01H .Programming 8251 Q1. respectively. AL . Is TxRDY? = 1 TEST AL. AH OUT DATA. 0000 0001 JZ SEND1 . Transmit a Character POP AX RET SEND ENDP 81 . CONTROL . Transmit data MOV AL. when the TxRDY bit (bit 0 in the Control register) is set. CONTROL EQU FFH DATA EQU FEH SEND PROC NEAR PUSH AX SEND1: IN AL. Write an 8086 assembly language procedure to transmit the contents of register AH to the 8251 USART and out through its serial data pin. Assume a Data and Control address of FEH and FFH.

0000 0010 JZ RECV1 . to decide if the 8251 has received data.Programming 8251 Q2. Read Data IN AL. and then return with the received data in register AL. Write an 8086 assembly language procedure to test the RxRDY bit (bit 1 in the Control register). respectively. CONTROL . DATA . Receive a character POP AX RET 82 . Assume a Data and Control address of C2H and C3H. CONTROL EQU C3H DATA EQU C2H RECV PROC NEAR PUSH AX RECV1: IN AL. 02H . Is RxRDY? = 1 TEST AL.

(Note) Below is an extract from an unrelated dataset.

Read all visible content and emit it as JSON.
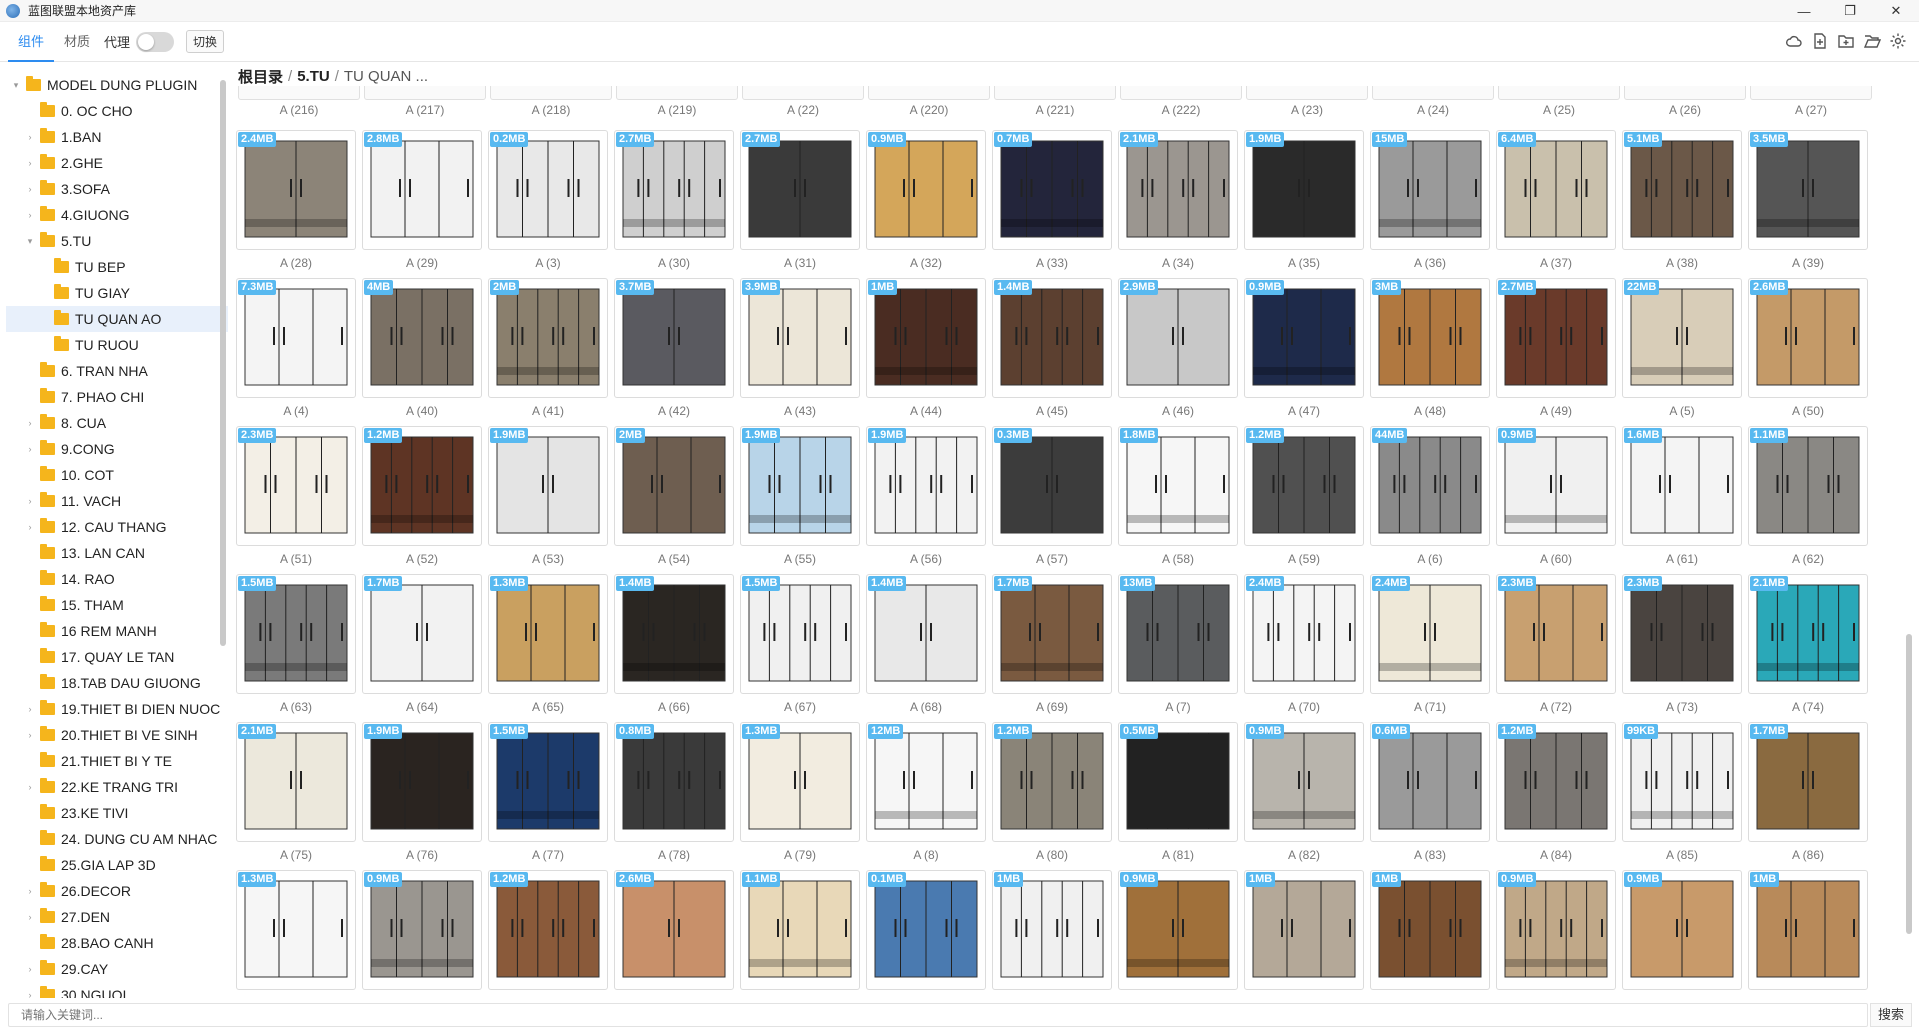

– Overrun error: Data has overrun the internal receiver FIFO buffer. • This usually results if the receiver is receiving data at the incorrect baud rate.transmission bit flip due to noise. 83 .Errors – Parity error: Received data has wrong parity • error -. – Framing error: Start and stop bits not in their proper places. • Software is failing to read the data from the FIFO.

out-of-paper. and fault • Can be initialized with INIT – Clears the printer buffer and resets the printer 84 . computer waits for ACK • 5 lines for printer status – Busy.External Interface • Parallel printer interface – A simple parallel interface – Uses 25-pin DB-25 • 8 data signals – Latched by strobe (pin 1) • Data transfer uses simple handshaking – Uses acknowledge (CK) signal » After each byte. autofeed. online/offline.

External Interface (cont’d) 85 .

DMA 86 .